## Exercise objective
All of the entries below are to be copied without any alteration.
Records provided below:
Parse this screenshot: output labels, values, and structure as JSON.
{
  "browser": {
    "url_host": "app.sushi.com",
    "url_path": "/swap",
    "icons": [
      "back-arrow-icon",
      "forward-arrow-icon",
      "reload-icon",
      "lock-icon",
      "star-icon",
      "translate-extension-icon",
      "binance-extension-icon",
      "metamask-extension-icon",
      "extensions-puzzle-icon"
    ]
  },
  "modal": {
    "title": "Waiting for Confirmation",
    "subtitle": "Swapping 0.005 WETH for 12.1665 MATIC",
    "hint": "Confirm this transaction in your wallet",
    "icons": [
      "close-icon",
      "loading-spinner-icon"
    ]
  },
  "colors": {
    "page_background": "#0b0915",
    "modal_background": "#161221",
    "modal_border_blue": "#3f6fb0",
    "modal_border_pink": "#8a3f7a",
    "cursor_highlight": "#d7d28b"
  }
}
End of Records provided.
## Solution for this problem
Parse this screenshot: output labels, values, and structure as JSON.
{
  "browser": {
    "url_host": "app.sushi.com",
    "url_path": "/swap",
    "icons": [
      "back-arrow-icon",
      "forward-arrow-icon",
      "reload-icon",
      "lock-icon",
      "star-icon",
      "translate-extension-icon",
      "binance-extension-icon",
      "metamask-extension-icon",
      "extensions-puzzle-icon"
    ]
  },
  "modal": {
    "title": "Waiting for Confirmation",
    "subtitle": "Swapping 0.005 WETH for 12.1665 MATIC",
    "hint": "Confirm this transaction in your wallet",
    "icons": [
      "close-icon",
      "loading-spinner-icon"
    ]
  },
  "colors": {
    "page_background": "#0b0915",
    "modal_background": "#161221",
    "modal_border_blue": "#3f6fb0",
    "modal_border_pink": "#8a3f7a",
    "cursor_highlight": "#d7d28b"
  }
}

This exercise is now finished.